pincushion moss

white pincushion moss

   

 

 

 

 

 

 

 

Glossary

Acrocarp

A moss that grows in cushions or tufts; has an upright growth habit; is usually unbranched or sparingly forked; and has the female sporophytes borne at the tips of stems and branches. Adj.: acrocarpous.

 

Operculum

On mosses: A lid or cover that covers the opening of a capsule and detatches at maturity.

 

Rhizoid

A filament arising from the lower stem of a moss, liverwort, or alga that anchors it to a substrate.

 

Seta

In Lepidoptera: A usually rigid bristle- or hair-like outgrowth used to sense touch. In mosses:The stalk supporting a spore-bearing capsule and supplying it with nutrients. Plural: setae.

       
Visitor Photos
   
Share your photo of this plant.
 

This button not working for you?
Simply email us at info@MinnesotaSeasons.com.
Attach one or more photos and, if you like, a caption.

       
Luciearl
       

I discovered this fascinating moss on my trail several years ago. I would see it every summer, never spreading and finally breaking down after blowdown and more sun exposure. I can still find part of it in the summer. The texture feels like a tennis ball. Diameter about 18 inches.

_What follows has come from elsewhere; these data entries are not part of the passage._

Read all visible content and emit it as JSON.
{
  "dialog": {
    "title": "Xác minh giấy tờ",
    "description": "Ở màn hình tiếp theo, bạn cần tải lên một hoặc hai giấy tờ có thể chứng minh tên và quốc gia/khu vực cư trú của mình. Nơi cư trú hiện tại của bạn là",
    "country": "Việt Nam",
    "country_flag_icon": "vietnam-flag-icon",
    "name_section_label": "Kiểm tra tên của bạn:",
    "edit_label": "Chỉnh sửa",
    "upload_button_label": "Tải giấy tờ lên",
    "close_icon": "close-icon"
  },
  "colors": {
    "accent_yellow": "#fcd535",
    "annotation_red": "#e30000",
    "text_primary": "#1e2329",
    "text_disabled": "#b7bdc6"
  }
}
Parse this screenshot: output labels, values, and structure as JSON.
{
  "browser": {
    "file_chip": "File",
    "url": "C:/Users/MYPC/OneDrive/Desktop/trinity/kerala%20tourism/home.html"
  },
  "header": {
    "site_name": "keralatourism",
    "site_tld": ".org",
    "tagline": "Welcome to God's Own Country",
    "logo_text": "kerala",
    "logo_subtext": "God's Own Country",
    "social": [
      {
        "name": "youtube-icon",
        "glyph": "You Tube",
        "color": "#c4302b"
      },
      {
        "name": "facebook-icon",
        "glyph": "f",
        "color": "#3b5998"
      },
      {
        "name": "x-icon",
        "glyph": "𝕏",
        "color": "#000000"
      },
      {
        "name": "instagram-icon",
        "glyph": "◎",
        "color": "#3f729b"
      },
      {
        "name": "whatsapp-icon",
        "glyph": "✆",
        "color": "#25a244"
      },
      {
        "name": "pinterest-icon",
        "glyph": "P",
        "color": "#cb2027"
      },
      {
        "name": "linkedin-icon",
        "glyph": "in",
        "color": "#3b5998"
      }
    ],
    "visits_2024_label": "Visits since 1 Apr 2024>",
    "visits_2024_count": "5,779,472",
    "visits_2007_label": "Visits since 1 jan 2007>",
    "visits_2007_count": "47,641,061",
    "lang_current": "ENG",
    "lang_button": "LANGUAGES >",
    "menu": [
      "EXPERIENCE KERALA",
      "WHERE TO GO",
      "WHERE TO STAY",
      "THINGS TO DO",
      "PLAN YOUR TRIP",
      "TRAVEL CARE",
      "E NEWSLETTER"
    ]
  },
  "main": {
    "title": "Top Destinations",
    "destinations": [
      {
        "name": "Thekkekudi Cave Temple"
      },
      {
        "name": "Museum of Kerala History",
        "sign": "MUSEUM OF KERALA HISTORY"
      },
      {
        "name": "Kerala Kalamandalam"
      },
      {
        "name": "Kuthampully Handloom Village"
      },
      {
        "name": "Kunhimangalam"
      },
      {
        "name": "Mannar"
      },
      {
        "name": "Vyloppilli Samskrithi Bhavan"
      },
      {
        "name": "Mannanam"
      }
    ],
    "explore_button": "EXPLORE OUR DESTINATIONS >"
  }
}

It first appears as moss on a rock, but when touched it is spongy solid moss.

  pincushion moss    
       
MinnesotaSeasons.com Photos
   
       

 

Camera

     
Slideshows
   
     
     
     
     
     

 

slideshow

       
Visitor Videos
       
Share your video of this plant.
   

This button not working for you?
Simply email us at info@MinnesotaSeasons.com.
Attach one or more videos or YouTube links and, if you like, a caption.

       
Other Videos
 
       
       
       

 

Camcorder

         
Visitor Sightings
   
Report a sighting of this plant.
 
This button not working for you?
Simply email us at info@MinnesotaSeasons.com.
Be sure to include a location.

Luciearl
Summer 2019

Location: Cass County

I discovered this fascinating moss on my trail several years ago. I would see it every summer, never spreading and finally breaking down after blowdown and more sun exposure. I can still find part of it in the summer. The texture feels like a tennis ball. Diameter about 18 inches. It first appears as moss on a rock, but when touched it is spongy solid moss.

pincushion moss


     
     
 
MinnesotaSeasons.com Sightings
   

 

 

 

Binoculars


Created: 1/24/2020

Last Updated:

About Us | Privacy Policy | Contact Us | © 2020 MinnesotaSeasons.com. All rights reserved.